| Work instruction |
Where a line of the entries holds the string "Enter", copy that line.

| Available data |
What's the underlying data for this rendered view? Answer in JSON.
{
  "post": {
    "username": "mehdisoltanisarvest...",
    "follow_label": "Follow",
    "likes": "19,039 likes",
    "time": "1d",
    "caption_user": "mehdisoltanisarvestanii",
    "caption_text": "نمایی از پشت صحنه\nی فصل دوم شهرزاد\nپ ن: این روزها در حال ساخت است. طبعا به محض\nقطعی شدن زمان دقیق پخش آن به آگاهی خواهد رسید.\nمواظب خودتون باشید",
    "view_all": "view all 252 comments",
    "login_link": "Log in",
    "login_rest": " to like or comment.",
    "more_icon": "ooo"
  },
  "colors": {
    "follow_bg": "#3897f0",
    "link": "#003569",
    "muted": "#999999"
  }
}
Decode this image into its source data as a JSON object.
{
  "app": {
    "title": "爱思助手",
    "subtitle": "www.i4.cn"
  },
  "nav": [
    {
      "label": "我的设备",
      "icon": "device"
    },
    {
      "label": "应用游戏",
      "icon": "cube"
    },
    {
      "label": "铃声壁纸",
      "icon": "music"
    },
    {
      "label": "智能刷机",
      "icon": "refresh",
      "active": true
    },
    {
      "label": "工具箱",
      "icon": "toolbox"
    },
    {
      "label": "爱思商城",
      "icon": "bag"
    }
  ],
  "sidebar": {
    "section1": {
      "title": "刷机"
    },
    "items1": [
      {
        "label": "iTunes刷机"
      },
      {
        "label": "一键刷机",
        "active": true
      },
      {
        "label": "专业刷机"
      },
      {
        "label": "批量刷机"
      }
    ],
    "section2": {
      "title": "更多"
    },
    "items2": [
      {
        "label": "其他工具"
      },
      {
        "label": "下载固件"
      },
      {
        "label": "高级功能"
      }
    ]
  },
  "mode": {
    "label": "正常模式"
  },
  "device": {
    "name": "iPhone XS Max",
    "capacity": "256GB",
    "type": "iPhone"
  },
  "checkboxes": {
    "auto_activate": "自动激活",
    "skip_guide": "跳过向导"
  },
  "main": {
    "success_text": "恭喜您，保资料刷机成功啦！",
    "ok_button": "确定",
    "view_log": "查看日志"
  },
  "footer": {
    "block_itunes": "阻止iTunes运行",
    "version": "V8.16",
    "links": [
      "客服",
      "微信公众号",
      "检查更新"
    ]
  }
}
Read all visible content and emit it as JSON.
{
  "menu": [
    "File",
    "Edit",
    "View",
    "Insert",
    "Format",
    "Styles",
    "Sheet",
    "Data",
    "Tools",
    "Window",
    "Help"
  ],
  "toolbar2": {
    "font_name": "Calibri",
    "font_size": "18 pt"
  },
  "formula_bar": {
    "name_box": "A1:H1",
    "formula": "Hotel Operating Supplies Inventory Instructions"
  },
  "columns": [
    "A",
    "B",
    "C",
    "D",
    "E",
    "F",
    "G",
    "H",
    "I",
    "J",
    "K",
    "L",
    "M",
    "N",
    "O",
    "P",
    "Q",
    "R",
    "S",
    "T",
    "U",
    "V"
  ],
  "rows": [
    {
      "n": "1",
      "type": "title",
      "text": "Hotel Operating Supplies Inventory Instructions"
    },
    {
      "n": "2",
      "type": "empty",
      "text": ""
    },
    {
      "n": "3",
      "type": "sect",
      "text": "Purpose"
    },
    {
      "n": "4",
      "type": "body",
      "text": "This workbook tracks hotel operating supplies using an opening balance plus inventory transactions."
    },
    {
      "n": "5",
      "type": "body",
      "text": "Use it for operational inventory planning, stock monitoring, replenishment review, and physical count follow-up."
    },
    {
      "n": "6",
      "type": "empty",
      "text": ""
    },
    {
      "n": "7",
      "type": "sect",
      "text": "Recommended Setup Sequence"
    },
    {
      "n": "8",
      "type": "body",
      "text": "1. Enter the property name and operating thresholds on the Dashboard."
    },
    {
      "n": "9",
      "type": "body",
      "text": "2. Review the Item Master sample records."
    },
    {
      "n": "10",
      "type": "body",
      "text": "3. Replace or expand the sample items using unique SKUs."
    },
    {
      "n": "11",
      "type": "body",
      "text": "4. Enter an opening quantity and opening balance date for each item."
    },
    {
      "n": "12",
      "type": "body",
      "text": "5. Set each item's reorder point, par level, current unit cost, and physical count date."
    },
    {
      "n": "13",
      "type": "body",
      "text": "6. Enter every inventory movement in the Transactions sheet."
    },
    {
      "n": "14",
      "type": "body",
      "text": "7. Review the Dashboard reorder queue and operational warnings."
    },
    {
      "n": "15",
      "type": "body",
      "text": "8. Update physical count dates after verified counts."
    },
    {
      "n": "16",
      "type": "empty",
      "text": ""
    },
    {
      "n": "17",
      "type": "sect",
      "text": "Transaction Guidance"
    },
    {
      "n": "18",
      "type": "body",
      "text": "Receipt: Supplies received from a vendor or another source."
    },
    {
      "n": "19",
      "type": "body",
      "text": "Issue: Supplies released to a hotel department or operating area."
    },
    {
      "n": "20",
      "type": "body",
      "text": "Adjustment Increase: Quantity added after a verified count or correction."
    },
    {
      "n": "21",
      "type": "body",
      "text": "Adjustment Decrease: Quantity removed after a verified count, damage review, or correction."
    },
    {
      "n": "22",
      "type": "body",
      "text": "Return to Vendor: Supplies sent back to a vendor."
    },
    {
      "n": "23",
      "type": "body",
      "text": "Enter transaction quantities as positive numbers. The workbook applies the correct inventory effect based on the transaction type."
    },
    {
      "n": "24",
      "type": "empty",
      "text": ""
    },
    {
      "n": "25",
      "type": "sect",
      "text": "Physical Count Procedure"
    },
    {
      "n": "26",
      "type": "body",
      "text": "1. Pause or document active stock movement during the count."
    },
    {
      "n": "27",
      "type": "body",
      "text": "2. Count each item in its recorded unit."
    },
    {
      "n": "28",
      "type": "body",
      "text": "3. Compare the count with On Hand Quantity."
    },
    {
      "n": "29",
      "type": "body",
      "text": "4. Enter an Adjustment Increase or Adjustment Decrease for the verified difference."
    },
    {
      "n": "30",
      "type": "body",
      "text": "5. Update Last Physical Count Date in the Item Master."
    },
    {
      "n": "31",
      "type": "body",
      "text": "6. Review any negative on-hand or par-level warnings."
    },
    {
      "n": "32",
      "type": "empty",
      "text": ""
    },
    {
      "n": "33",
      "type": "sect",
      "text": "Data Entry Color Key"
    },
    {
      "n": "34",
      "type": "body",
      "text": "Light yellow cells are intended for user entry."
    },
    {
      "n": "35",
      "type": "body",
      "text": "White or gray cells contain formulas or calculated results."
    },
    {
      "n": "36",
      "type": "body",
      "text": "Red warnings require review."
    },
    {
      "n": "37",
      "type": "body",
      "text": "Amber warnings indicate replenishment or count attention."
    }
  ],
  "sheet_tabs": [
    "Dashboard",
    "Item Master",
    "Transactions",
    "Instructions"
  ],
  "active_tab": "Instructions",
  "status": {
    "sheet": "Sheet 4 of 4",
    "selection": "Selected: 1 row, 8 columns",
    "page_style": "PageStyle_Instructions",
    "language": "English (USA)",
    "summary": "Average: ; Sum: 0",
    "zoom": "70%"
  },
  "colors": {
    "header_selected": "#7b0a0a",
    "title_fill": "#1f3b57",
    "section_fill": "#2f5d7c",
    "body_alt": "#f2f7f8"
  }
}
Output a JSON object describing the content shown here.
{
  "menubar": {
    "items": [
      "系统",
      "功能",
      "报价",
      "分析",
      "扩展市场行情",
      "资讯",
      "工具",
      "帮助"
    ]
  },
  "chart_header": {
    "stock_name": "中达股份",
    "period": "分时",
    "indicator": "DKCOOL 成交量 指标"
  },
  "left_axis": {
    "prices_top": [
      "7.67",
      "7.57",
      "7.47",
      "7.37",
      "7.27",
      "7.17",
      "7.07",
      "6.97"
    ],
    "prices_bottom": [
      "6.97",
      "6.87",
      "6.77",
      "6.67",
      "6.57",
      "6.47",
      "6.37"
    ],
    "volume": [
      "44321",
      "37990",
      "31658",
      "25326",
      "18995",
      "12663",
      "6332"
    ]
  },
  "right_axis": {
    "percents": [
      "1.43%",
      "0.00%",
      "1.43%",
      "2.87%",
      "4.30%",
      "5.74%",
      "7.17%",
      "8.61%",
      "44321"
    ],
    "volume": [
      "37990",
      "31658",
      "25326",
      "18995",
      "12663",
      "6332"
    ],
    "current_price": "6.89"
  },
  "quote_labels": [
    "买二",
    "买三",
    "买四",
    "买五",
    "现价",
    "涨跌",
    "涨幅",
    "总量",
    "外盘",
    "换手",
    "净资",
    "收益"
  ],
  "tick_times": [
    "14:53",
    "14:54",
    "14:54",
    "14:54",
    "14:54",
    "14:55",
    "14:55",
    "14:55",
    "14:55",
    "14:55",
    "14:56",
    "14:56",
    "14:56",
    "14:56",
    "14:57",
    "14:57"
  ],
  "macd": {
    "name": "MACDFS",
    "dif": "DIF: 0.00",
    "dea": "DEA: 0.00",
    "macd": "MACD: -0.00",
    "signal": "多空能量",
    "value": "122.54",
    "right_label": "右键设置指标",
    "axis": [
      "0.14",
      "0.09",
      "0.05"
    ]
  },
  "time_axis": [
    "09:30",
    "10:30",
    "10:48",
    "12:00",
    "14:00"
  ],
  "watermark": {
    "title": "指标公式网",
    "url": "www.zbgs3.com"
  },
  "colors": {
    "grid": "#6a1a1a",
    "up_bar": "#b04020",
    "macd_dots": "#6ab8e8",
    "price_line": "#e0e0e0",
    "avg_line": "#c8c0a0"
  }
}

| Result for this task |
      "text": "1. Enter the property name and operating thresholds on the Dashboard."
      "text": "4. Enter an opening quantity and opening balance date for each item."
      "text": "6. Enter every inventory movement in the Transactions sheet."
      "text": "Enter transaction quantities as positive numbers. The workbook applies the correct inventory effect based on the transaction type."
      "text": "4. Enter an Adjustment Increase or Adjustment Decrease for the verified difference."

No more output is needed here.